BRIEF
Whenever the word "logo" appears in a line of the data below, copy that line.

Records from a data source
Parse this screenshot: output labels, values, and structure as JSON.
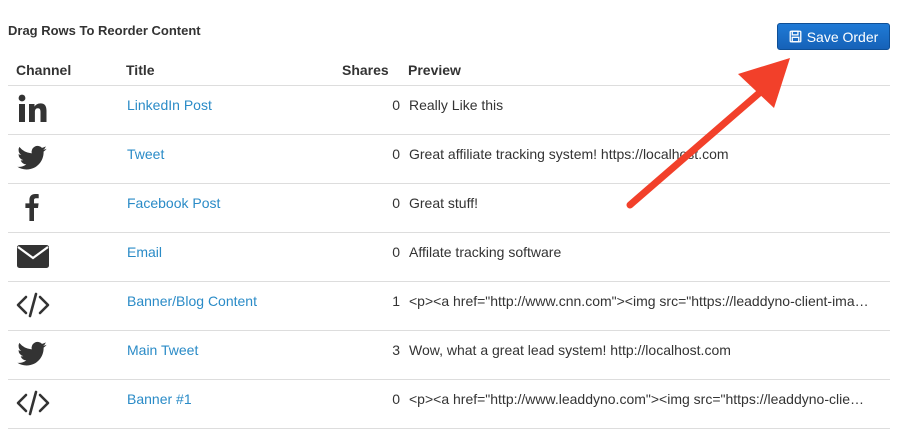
{
  "heading": "Drag Rows To Reorder Content",
  "save_button": {
    "label": "Save Order",
    "icon": "save-icon",
    "color": "#1a6fc9"
  },
  "columns": {
    "channel": "Channel",
    "title": "Title",
    "shares": "Shares",
    "preview": "Preview"
  },
  "rows": [
    {
      "channel_icon": "linkedin-icon",
      "title": "LinkedIn Post",
      "shares": "0",
      "preview": "Really Like this"
    },
    {
      "channel_icon": "twitter-icon",
      "title": "Tweet",
      "shares": "0",
      "preview": "Great affiliate tracking system! https://localhost.com"
    },
    {
      "channel_icon": "facebook-icon",
      "title": "Facebook Post",
      "shares": "0",
      "preview": "Great stuff!"
    },
    {
      "channel_icon": "envelope-icon",
      "title": "Email",
      "shares": "0",
      "preview": "Affilate tracking software"
    },
    {
      "channel_icon": "code-icon",
      "title": "Banner/Blog Content",
      "shares": "1",
      "preview": "<p><a href=\"http://www.cnn.com\"><img src=\"https://leaddyno-client-ima…"
    },
    {
      "channel_icon": "twitter-icon",
      "title": "Main Tweet",
      "shares": "3",
      "preview": "Wow, what a great lead system! http://localhost.com"
    },
    {
      "channel_icon": "code-icon",
      "title": "Banner #1",
      "shares": "0",
      "preview": "<p><a href=\"http://www.leaddyno.com\"><img src=\"https://leaddyno-clie…"
    }
  ],
  "colors": {
    "link": "#2a8bc7",
    "arrow": "#f2402a"
  }
}
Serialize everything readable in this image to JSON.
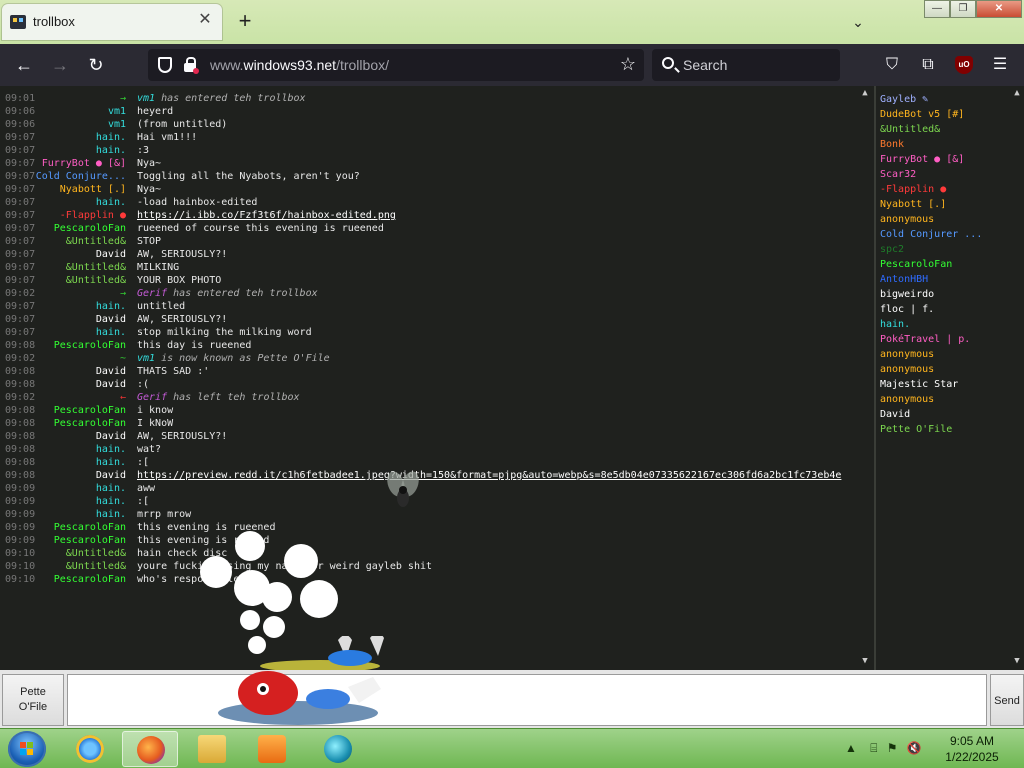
{
  "browser": {
    "tab_title": "trollbox",
    "tab_close": "✕",
    "new_tab": "+",
    "tab_list": "⌄",
    "url_host_prefix": "www.",
    "url_host": "windows93.net",
    "url_path": "/trollbox/",
    "search_placeholder": "Search",
    "window_controls": {
      "minimize": "—",
      "maximize": "❐",
      "close": "✕"
    }
  },
  "messages": [
    {
      "time": "09:01",
      "nick": "→",
      "nick_color": "#3c3",
      "text": "vm1 has entered teh trollbox",
      "sys": true,
      "text_nick": "vm1",
      "text_nick_color": "#3dd"
    },
    {
      "time": "09:06",
      "nick": "vm1",
      "nick_color": "#3dd",
      "text": "heyerd"
    },
    {
      "time": "09:06",
      "nick": "vm1",
      "nick_color": "#3dd",
      "text": "(from untitled)"
    },
    {
      "time": "09:07",
      "nick": "hain.",
      "nick_color": "#3dd",
      "text": "Hai vm1!!!"
    },
    {
      "time": "09:07",
      "nick": "hain.",
      "nick_color": "#3dd",
      "text": ":3"
    },
    {
      "time": "09:07",
      "nick": "FurryBot ● [&]",
      "nick_color": "#ff5ec4",
      "text": "Nya~"
    },
    {
      "time": "09:07",
      "nick": "Cold Conjure...",
      "nick_color": "#5599ff",
      "text": "Toggling all the Nyabots, aren't you?"
    },
    {
      "time": "09:07",
      "nick": "Nyabott [.]",
      "nick_color": "#ffb51e",
      "text": "Nya~"
    },
    {
      "time": "09:07",
      "nick": "hain.",
      "nick_color": "#3dd",
      "text": "-load hainbox-edited"
    },
    {
      "time": "09:07",
      "nick": "-Flapplin ●",
      "nick_color": "#ff3a3a",
      "text": "https://i.ibb.co/Fzf3t6f/hainbox-edited.png",
      "link": true
    },
    {
      "time": "09:07",
      "nick": "PescaroloFan",
      "nick_color": "#3f3",
      "text": "rueened of course this evening is rueened"
    },
    {
      "time": "09:07",
      "nick": "&Untitled&",
      "nick_color": "#7cd64f",
      "text": "STOP"
    },
    {
      "time": "09:07",
      "nick": "David",
      "nick_color": "#ffffff",
      "text": "AW, SERIOUSLY?!"
    },
    {
      "time": "09:07",
      "nick": "&Untitled&",
      "nick_color": "#7cd64f",
      "text": "MILKING"
    },
    {
      "time": "09:07",
      "nick": "&Untitled&",
      "nick_color": "#7cd64f",
      "text": "YOUR BOX PHOTO"
    },
    {
      "time": "09:02",
      "nick": "→",
      "nick_color": "#3c3",
      "text": "Gerif has entered teh trollbox",
      "sys": true,
      "text_nick": "Gerif",
      "text_nick_color": "#c45bd6"
    },
    {
      "time": "09:07",
      "nick": "hain.",
      "nick_color": "#3dd",
      "text": "untitled"
    },
    {
      "time": "09:07",
      "nick": "David",
      "nick_color": "#ffffff",
      "text": "AW, SERIOUSLY?!"
    },
    {
      "time": "09:07",
      "nick": "hain.",
      "nick_color": "#3dd",
      "text": "stop milking the milking word"
    },
    {
      "time": "09:08",
      "nick": "PescaroloFan",
      "nick_color": "#3f3",
      "text": "this day is rueened"
    },
    {
      "time": "09:02",
      "nick": "~",
      "nick_color": "#3c3",
      "text": "vm1 is now known as Pette O'File",
      "sys": true,
      "text_nick": "vm1",
      "text_nick_color": "#3dd"
    },
    {
      "time": "09:08",
      "nick": "David",
      "nick_color": "#ffffff",
      "text": "THATS SAD :'"
    },
    {
      "time": "09:08",
      "nick": "David",
      "nick_color": "#ffffff",
      "text": ":("
    },
    {
      "time": "09:02",
      "nick": "←",
      "nick_color": "#e33",
      "text": "Gerif has left teh trollbox",
      "sys": true,
      "text_nick": "Gerif",
      "text_nick_color": "#c45bd6"
    },
    {
      "time": "09:08",
      "nick": "PescaroloFan",
      "nick_color": "#3f3",
      "text": "i know"
    },
    {
      "time": "09:08",
      "nick": "PescaroloFan",
      "nick_color": "#3f3",
      "text": "I kNoW"
    },
    {
      "time": "09:08",
      "nick": "David",
      "nick_color": "#ffffff",
      "text": "AW, SERIOUSLY?!"
    },
    {
      "time": "09:08",
      "nick": "hain.",
      "nick_color": "#3dd",
      "text": "wat?"
    },
    {
      "time": "09:08",
      "nick": "hain.",
      "nick_color": "#3dd",
      "text": ":["
    },
    {
      "time": "09:08",
      "nick": "David",
      "nick_color": "#ffffff",
      "text": "https://preview.redd.it/c1h6fetbadee1.jpeg?width=150&format=pjpg&auto=webp&s=8e5db04e07335622167ec306fd6a2bc1fc73eb4e",
      "link": true
    },
    {
      "time": "09:09",
      "nick": "hain.",
      "nick_color": "#3dd",
      "text": "aww"
    },
    {
      "time": "09:09",
      "nick": "hain.",
      "nick_color": "#3dd",
      "text": ":["
    },
    {
      "time": "09:09",
      "nick": "hain.",
      "nick_color": "#3dd",
      "text": "mrrp mrow"
    },
    {
      "time": "09:09",
      "nick": "PescaroloFan",
      "nick_color": "#3f3",
      "text": "this evening is rueened"
    },
    {
      "time": "09:09",
      "nick": "PescaroloFan",
      "nick_color": "#3f3",
      "text": "this evening is ruined"
    },
    {
      "time": "09:10",
      "nick": "&Untitled&",
      "nick_color": "#7cd64f",
      "text": "hain check disc"
    },
    {
      "time": "09:10",
      "nick": "&Untitled&",
      "nick_color": "#7cd64f",
      "text": "youre fucking using my name for weird gayleb shit"
    },
    {
      "time": "09:10",
      "nick": "PescaroloFan",
      "nick_color": "#3f3",
      "text": "who's responsible"
    }
  ],
  "users": [
    {
      "name": "Gayleb ✎",
      "color": "#9fb0ff"
    },
    {
      "name": "DudeBot v5 [#]",
      "color": "#ffb51e"
    },
    {
      "name": "&Untitled&",
      "color": "#7cd64f"
    },
    {
      "name": "Bonk",
      "color": "#ff7a2e"
    },
    {
      "name": "FurryBot ● [&]",
      "color": "#ff5ec4"
    },
    {
      "name": "Scar32",
      "color": "#ff5ec4"
    },
    {
      "name": "-Flapplin ●",
      "color": "#ff3a3a"
    },
    {
      "name": "Nyabott [.]",
      "color": "#ffb51e"
    },
    {
      "name": "anonymous",
      "color": "#ffb51e"
    },
    {
      "name": "Cold Conjurer ...",
      "color": "#5599ff"
    },
    {
      "name": "spc2",
      "color": "#1f7a2a"
    },
    {
      "name": "PescaroloFan",
      "color": "#3f3"
    },
    {
      "name": "AntonHBH",
      "color": "#2f6bff"
    },
    {
      "name": "bigweirdo",
      "color": "#ffffff"
    },
    {
      "name": "floc | f.",
      "color": "#ffffff"
    },
    {
      "name": "hain.",
      "color": "#3dd"
    },
    {
      "name": "PokéTravel | p.",
      "color": "#ff5ec4"
    },
    {
      "name": "anonymous",
      "color": "#ffb51e"
    },
    {
      "name": "anonymous",
      "color": "#ffb51e"
    },
    {
      "name": "Majestic Star",
      "color": "#ffffff"
    },
    {
      "name": "anonymous",
      "color": "#ffb51e"
    },
    {
      "name": "David",
      "color": "#ffffff"
    },
    {
      "name": "Pette O'File",
      "color": "#7cd64f"
    }
  ],
  "input": {
    "nick_button_line1": "Pette",
    "nick_button_line2": "O'File",
    "send_label": "Send"
  },
  "taskbar": {
    "time": "9:05 AM",
    "date": "1/22/2025"
  }
}
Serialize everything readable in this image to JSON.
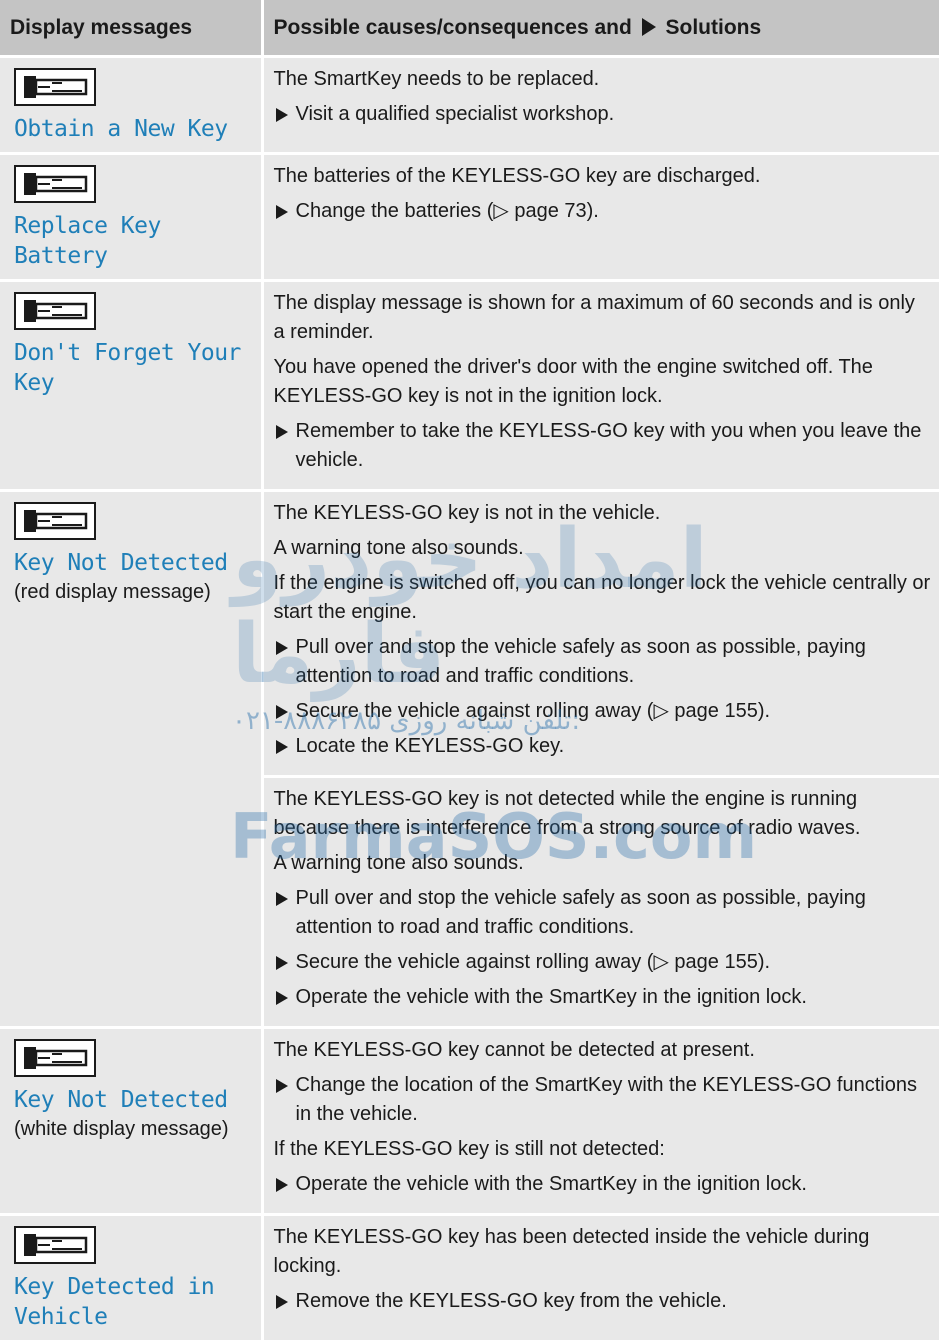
{
  "header": {
    "col1": "Display messages",
    "col2": "Possible causes/consequences and",
    "col2_suffix": "Solutions"
  },
  "rows": [
    {
      "icon": "key-icon",
      "title": "Obtain a New Key",
      "sub": "",
      "right": [
        {
          "type": "p",
          "text": "The SmartKey needs to be replaced."
        },
        {
          "type": "step",
          "text": "Visit a qualified specialist workshop."
        }
      ]
    },
    {
      "icon": "key-icon",
      "title": "Replace Key Battery",
      "sub": "",
      "right": [
        {
          "type": "p",
          "text": "The batteries of the KEYLESS-GO key are discharged."
        },
        {
          "type": "step",
          "text": "Change the batteries (▷ page 73)."
        }
      ]
    },
    {
      "icon": "key-icon",
      "title": "Don't Forget Your Key",
      "sub": "",
      "right": [
        {
          "type": "p",
          "text": "The display message is shown for a maximum of 60 seconds and is only a reminder."
        },
        {
          "type": "p",
          "text": "You have opened the driver's door with the engine switched off. The KEYLESS-GO key is not in the ignition lock."
        },
        {
          "type": "step",
          "text": "Remember to take the KEYLESS-GO key with you when you leave the vehicle."
        }
      ]
    },
    {
      "icon": "key-icon",
      "title": "Key Not Detected",
      "sub": "(red display message)",
      "right_a": [
        {
          "type": "p",
          "text": "The KEYLESS-GO key is not in the vehicle."
        },
        {
          "type": "p",
          "text": "A warning tone also sounds."
        },
        {
          "type": "p",
          "text": "If the engine is switched off, you can no longer lock the vehicle centrally or start the engine."
        },
        {
          "type": "step",
          "text": "Pull over and stop the vehicle safely as soon as possible, paying attention to road and traffic conditions."
        },
        {
          "type": "step",
          "text": "Secure the vehicle against rolling away (▷ page 155)."
        },
        {
          "type": "step",
          "text": "Locate the KEYLESS-GO key."
        }
      ],
      "right_b": [
        {
          "type": "p",
          "text": "The KEYLESS-GO key is not detected while the engine is running because there is interference from a strong source of radio waves."
        },
        {
          "type": "p",
          "text": "A warning tone also sounds."
        },
        {
          "type": "step",
          "text": "Pull over and stop the vehicle safely as soon as possible, paying attention to road and traffic conditions."
        },
        {
          "type": "step",
          "text": "Secure the vehicle against rolling away (▷ page 155)."
        },
        {
          "type": "step",
          "text": "Operate the vehicle with the SmartKey in the ignition lock."
        }
      ]
    },
    {
      "icon": "key-icon",
      "title": "Key Not Detected",
      "sub": "(white display message)",
      "right": [
        {
          "type": "p",
          "text": "The KEYLESS-GO key cannot be detected at present."
        },
        {
          "type": "step",
          "text": "Change the location of the SmartKey with the KEYLESS-GO functions in the vehicle."
        },
        {
          "type": "p",
          "text": "If the KEYLESS-GO key is still not detected:"
        },
        {
          "type": "step",
          "text": "Operate the vehicle with the SmartKey in the ignition lock."
        }
      ]
    },
    {
      "icon": "key-icon",
      "title": "Key Detected in Vehicle",
      "sub": "",
      "right": [
        {
          "type": "p",
          "text": "The KEYLESS-GO key has been detected inside the vehicle during locking."
        },
        {
          "type": "step",
          "text": "Remove the KEYLESS-GO key from the vehicle."
        }
      ]
    }
  ],
  "watermark": {
    "line1": "امداد خودرو فارما",
    "line2": "۰۲۱-۸۸۸۶۲۸۵ تلفن شبانه روزی:",
    "line3": "FarmaSOS.com"
  }
}
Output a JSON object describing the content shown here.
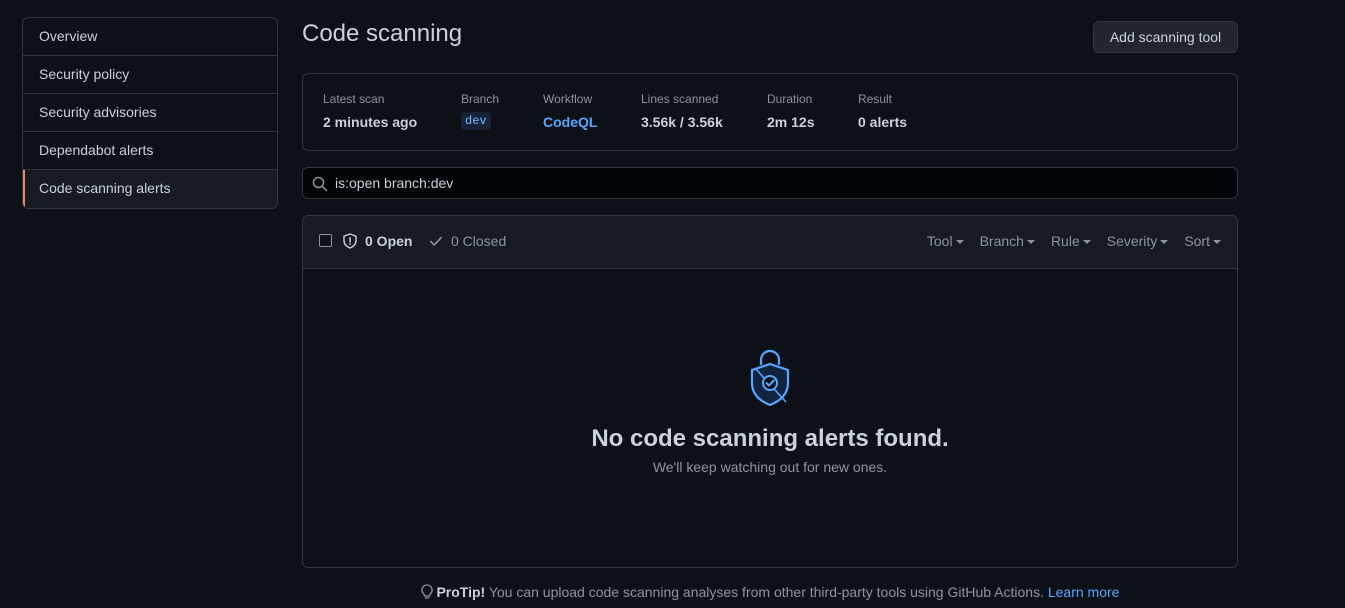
{
  "sidebar": {
    "items": [
      {
        "label": "Overview"
      },
      {
        "label": "Security policy"
      },
      {
        "label": "Security advisories"
      },
      {
        "label": "Dependabot alerts"
      },
      {
        "label": "Code scanning alerts"
      }
    ],
    "selected": "Code scanning alerts"
  },
  "header": {
    "title": "Code scanning",
    "add_tool_label": "Add scanning tool"
  },
  "scan_summary": {
    "latest_scan_label": "Latest scan",
    "latest_scan_value": "2 minutes ago",
    "branch_label": "Branch",
    "branch_value": "dev",
    "workflow_label": "Workflow",
    "workflow_value": "CodeQL",
    "lines_label": "Lines scanned",
    "lines_value": "3.56k / 3.56k",
    "duration_label": "Duration",
    "duration_value": "2m 12s",
    "result_label": "Result",
    "result_value": "0 alerts"
  },
  "search": {
    "value": "is:open branch:dev"
  },
  "results": {
    "open_label": "0 Open",
    "closed_label": "0 Closed",
    "filters": [
      "Tool",
      "Branch",
      "Rule",
      "Severity",
      "Sort"
    ],
    "empty_title": "No code scanning alerts found.",
    "empty_subtitle": "We'll keep watching out for new ones."
  },
  "protip": {
    "label": "ProTip!",
    "text": " You can upload code scanning analyses from other third-party tools using GitHub Actions. ",
    "link": "Learn more"
  },
  "colors": {
    "background": "#0d1117",
    "border": "#30363d",
    "link": "#58a6ff",
    "selected_accent": "#f78166"
  }
}
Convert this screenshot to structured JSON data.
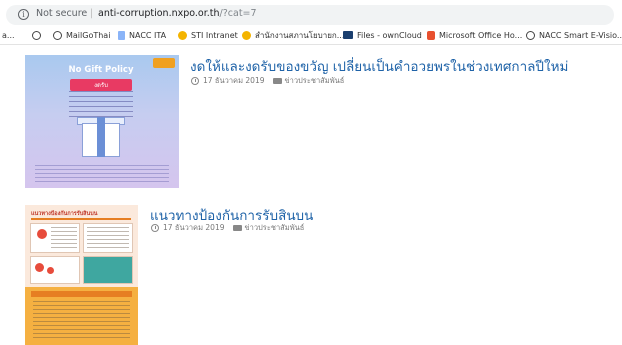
{
  "browser": {
    "security_label": "Not secure",
    "url_host": "anti-corruption.nxpo.or.th",
    "url_path": "/?cat=7",
    "bookmarks": [
      {
        "label": "a...",
        "icon": "web-icon"
      },
      {
        "label": "",
        "icon": "web-icon"
      },
      {
        "label": "MailGoThai",
        "icon": "web-icon"
      },
      {
        "label": "NACC ITA",
        "icon": "document-icon"
      },
      {
        "label": "STI Intranet",
        "icon": "sti-logo-icon"
      },
      {
        "label": "สำนักงานสภานโยบายก...",
        "icon": "thai-org-logo-icon"
      },
      {
        "label": "Files - ownCloud",
        "icon": "cloud-icon"
      },
      {
        "label": "Microsoft Office Ho...",
        "icon": "office-icon"
      },
      {
        "label": "NACC Smart E-Visio...",
        "icon": "web-icon"
      }
    ]
  },
  "posts": [
    {
      "title": "งดให้และงดรับของขวัญ เปลี่ยนเป็นคำอวยพรในช่วงเทศกาลปีใหม่",
      "date": "17 ธันวาคม 2019",
      "category": "ข่าวประชาสัมพันธ์",
      "thumbnail": {
        "heading": "No Gift Policy",
        "subheading": "งดรับ"
      }
    },
    {
      "title": "แนวทางป้องกันการรับสินบน",
      "date": "17 ธันวาคม 2019",
      "category": "ข่าวประชาสัมพันธ์",
      "thumbnail": {
        "heading": "แนวทางป้องกันการรับสินบน"
      }
    }
  ],
  "colors": {
    "link": "#1f63a8",
    "meta": "#777777"
  }
}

RESPONSE BELOW
        "icon": "sti-logo-icon"
        "icon": "thai-org-logo-icon"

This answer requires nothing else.